Pinus merkusii Jungh. & de Vriese

Pinaceae

Distributed in Sumatera and the Philippines where over-exploitation, habitat degradation and overgrazing has caused fragmentation.

Description

Taxonomic Notes

In this assessment Pinus merkusii is regarded as endemic to Sumatera and the Philippines: populations on the Indochinese mainland are assigned to Pinus latteri Mason. The differences between the two taxa primarily involve a grass-like stage in the mainland subpopulations that is absent in the insular populations.

Distribution

Distributed in Indonesia (Sumatera) and Philippines.
Indonesia: restricted to Sumatera where there are three subpopulations: Aceh, Tapanuli and Kerinici. The largest is in Aceh in the north. In the 1960s it was estimated to cover an area of about 200,000ha: this has since declined due to logging and forest conversion (Hardayanto, 2001, Siregar & Hattemer, 1999). The Tapanuli subpopulation covered about 3500ha in the early 1990s. It too has significantly declined due to logging. The Kerinici subpopulation is estimated to cover less than 500ha. Each subpopulation is now severely fragmented (Hardayanto, 2001). The total current area of occupancy is less than 130,000ha (Siregar & Hattemer, 1999).
Philippines: it is restricted to Paragpagan/Kabilayan Barangay Pinagturilan, Sta. Cruz, Occidental Mindoro and Sta Cruz, Masinloc, Candelaria, Zambales. Both localites are small and degraded (Razal, 2005)

Habitat and Ecology

Pinus merkusii occurs in mountainous regions and forms more or less open pine woods or pine savannas influenced by periodic grass fires. This ecosystem is much influenced by man and may even have been created by people over thousands of years of occupation. In Sumatera, this is the only pine that crosses the equator into the southern hemisphere. The altitude range, 300 - 1300 meters, is from herbarium specimen labels and may be incomplete. It should be considered indicative only.

Human Uses

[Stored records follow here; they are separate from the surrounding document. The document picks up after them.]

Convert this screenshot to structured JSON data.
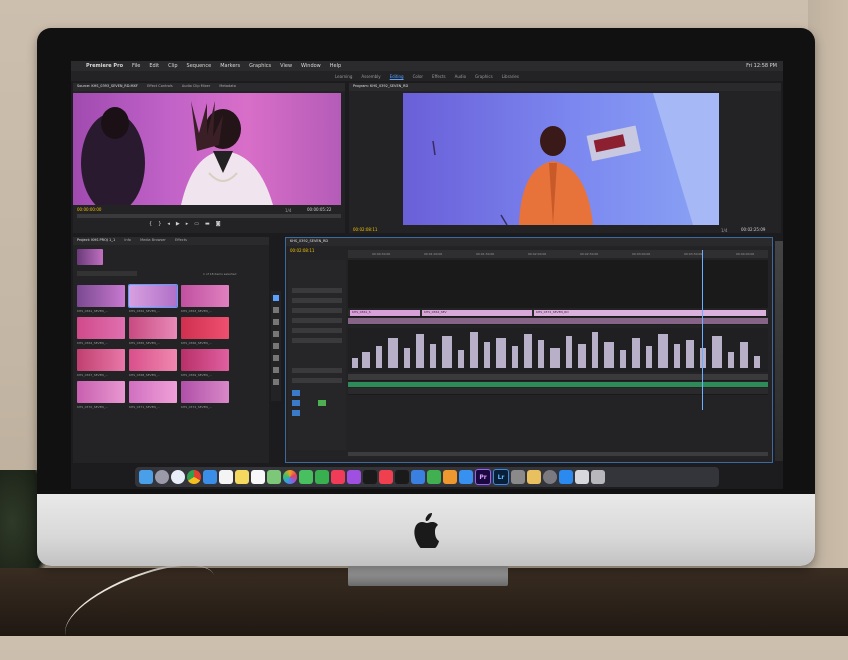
{
  "menubar": {
    "app_name": "Premiere Pro",
    "items": [
      "File",
      "Edit",
      "Clip",
      "Sequence",
      "Markers",
      "Graphics",
      "View",
      "Window",
      "Help"
    ],
    "clock": "Fri 12:58 PM"
  },
  "workspaces": {
    "items": [
      "Learning",
      "Assembly",
      "Editing",
      "Color",
      "Effects",
      "Audio",
      "Graphics",
      "Libraries"
    ],
    "active": "Editing"
  },
  "source_monitor": {
    "tab": "Source: KHS_0393_SEVEN_RD.MXF",
    "tabs_other": [
      "Effect Controls",
      "Audio Clip Mixer",
      "Metadata"
    ],
    "timecode_in": "00:00:00:00",
    "timecode_out": "00:00:05:22",
    "fit": "1/4"
  },
  "program_monitor": {
    "tab": "Program: KHS_0392_SEVEN_RD",
    "timecode_in": "00:02:08:11",
    "timecode_out": "00:02:25:09",
    "fit": "1/4"
  },
  "project_panel": {
    "tab": "Project: KHS PROJ 1_1",
    "tabs_other": [
      "Info",
      "Media Browser",
      "Effects"
    ],
    "item_count": "1 of 18 items selected",
    "clip_rows": [
      [
        "KHS_0361_SEVEN_...",
        "KHS_0362_SEVEN_...",
        "KHS_0363_SEVEN_..."
      ],
      [
        "KHS_0364_SEVEN_...",
        "KHS_0365_SEVEN_...",
        "KHS_0366_SEVEN_..."
      ],
      [
        "KHS_0367_SEVEN_...",
        "KHS_0368_SEVEN_...",
        "KHS_0369_SEVEN_..."
      ],
      [
        "KHS_0370_SEVEN_...",
        "KHS_0371_SEVEN_...",
        "KHS_0372_SEVEN_..."
      ]
    ]
  },
  "timeline": {
    "tab": "KHS_0392_SEVEN_RD",
    "timecode": "00:02:08:11",
    "clips_v1": [
      "KHS_0361_S",
      "KHS_0364_SEV",
      "KHS_0372_SEVEN_RD"
    ],
    "ruler_marks": [
      "00:00:30:00",
      "00:01:00:00",
      "00:01:30:00",
      "00:02:00:00",
      "00:02:30:00",
      "00:03:00:00",
      "00:03:30:00",
      "00:04:00:00"
    ]
  },
  "dock": {
    "icons": [
      "finder-icon",
      "launchpad-icon",
      "safari-icon",
      "chrome-icon",
      "mail-icon",
      "calendar-icon",
      "notes-icon",
      "reminders-icon",
      "maps-icon",
      "photos-icon",
      "messages-icon",
      "facetime-icon",
      "music-icon",
      "podcasts-icon",
      "tv-icon",
      "news-icon",
      "stocks-icon",
      "keynote-icon",
      "numbers-icon",
      "pages-icon",
      "appstore-icon",
      "premiere-icon",
      "lightroom-icon",
      "photoshop-icon",
      "preview-icon",
      "system-prefs-icon",
      "zoom-icon",
      "downloads-icon",
      "trash-icon"
    ],
    "premiere_label": "Pr",
    "lightroom_label": "Lr"
  },
  "colors": {
    "accent_blue": "#5aa0ff",
    "timecode_yellow": "#f2c200",
    "clip_pink": "#d8a0d8",
    "audio_green": "#2f8a5a"
  }
}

Merkus pine has been extensively planted throughout Indonesia (where it is only indigenous in northern Sumatera) by the Dutch in colonial times. Indonesian foresters have continued this practice as it is the country's most important producer of pine resin. Young planted trees are better for tapping than 'old growth' trees in natural stands. Indonesia is a major producer of turpentines distilled from this resin. In the Philippines, this species is tapped together with P. kesiya, which is indigenous on these islands, but not in Indonesia. When trees have grown beyond good yield of resin, their wood is harvested for the pulp industry to manufacture paper, a process which allows final extraction of the resin in the wood. If well managed, these plantations are a renewable resource and can assist in the preservation of the natural stands of P. merkusii. The wood of higher grade is also used in house construction, panelling and furniture making.

Conservation Status

Global status and rationale

Vulnerable B2ab(ii,iii,v)

Although the rate of decline past and present is unknown, continued exploitation of natural stands and deforestation in the Philippines and Indonesia are putting this species at risk. It is unknown to what extent natural stands are being replaced by pine plantations, if this occurs even with the same species it cannot substitute for natural pine forest. The extent of occurrence (EOO) is beyond a threatened category mainly due to the disparate distribution. However the area of occupancy is estimated to be less than 2000km². Subpopulations are severely fragemented and there is an ongoing decline due to deforestation and logging. On this basis, Pinus merkusii is assessed as Vulnerable under the B2 criteria.

Global threats

Throughout its range, Pinus merkusii is threatened by over-exploitation, habitat degradation and an increase in the frequency of fires. On Mindoro in the Philippines, mining is an additional threat (Razal, 2005). Around Lake Toba in northern Sumatera historical decline has fragmented the population and exploitation has progressed to the northeast from there. In the Philippines the much smaller populations are now also fragmented.

Conservation Actions

In the Philippines this species is recorded from at least one protected area (Mt Paragpagan Forest Reserve) while in Sumatera it is recorded from several protected areas such as Dolok Saut Nature Reserve and Kerinci National Park. Ex-situ collections have been established that represent the Sumateran provenances.